Problem.
If a line in the entries below holds the string "Utilise", copy it.

(Web page and app entries)
§ §
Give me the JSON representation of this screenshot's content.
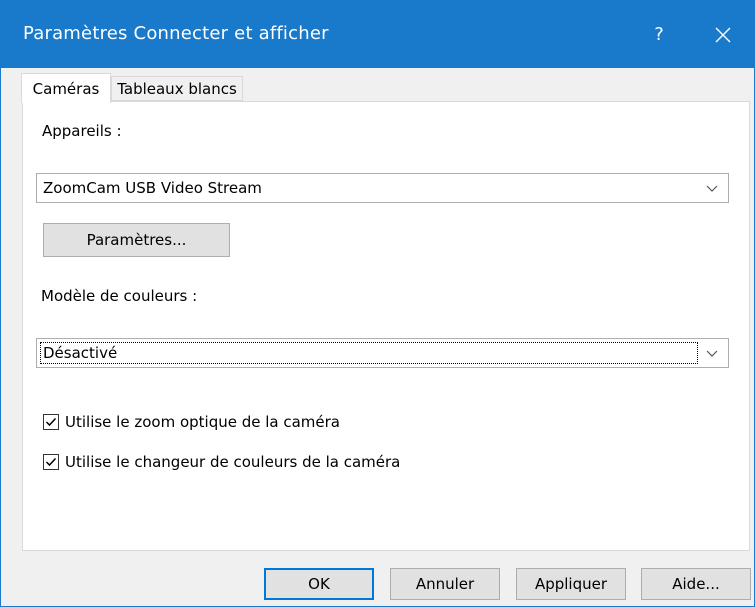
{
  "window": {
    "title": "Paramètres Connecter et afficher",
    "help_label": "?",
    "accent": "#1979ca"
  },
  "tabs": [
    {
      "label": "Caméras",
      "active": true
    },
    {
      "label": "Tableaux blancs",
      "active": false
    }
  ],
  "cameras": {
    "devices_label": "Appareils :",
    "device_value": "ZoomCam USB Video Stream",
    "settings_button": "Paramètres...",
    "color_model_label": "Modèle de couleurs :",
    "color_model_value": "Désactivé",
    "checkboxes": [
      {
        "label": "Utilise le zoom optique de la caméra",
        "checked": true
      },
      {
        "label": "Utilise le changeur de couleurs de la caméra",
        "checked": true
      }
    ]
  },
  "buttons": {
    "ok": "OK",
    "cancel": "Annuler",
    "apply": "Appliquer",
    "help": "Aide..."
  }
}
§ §
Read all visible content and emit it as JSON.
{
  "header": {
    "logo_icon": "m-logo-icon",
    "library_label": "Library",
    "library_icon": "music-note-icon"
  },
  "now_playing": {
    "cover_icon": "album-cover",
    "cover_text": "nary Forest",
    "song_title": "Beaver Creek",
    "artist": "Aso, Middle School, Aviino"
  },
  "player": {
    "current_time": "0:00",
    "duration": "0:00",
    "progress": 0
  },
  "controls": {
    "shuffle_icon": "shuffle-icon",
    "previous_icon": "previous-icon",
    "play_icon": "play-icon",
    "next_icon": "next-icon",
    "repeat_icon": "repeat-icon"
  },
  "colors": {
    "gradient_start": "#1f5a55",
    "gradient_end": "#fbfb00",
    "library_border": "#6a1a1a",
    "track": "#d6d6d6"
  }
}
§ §
Reply to the exercise.
        "label": "Utilise le zoom optique de la caméra",
        "label": "Utilise le changeur de couleurs de la caméra",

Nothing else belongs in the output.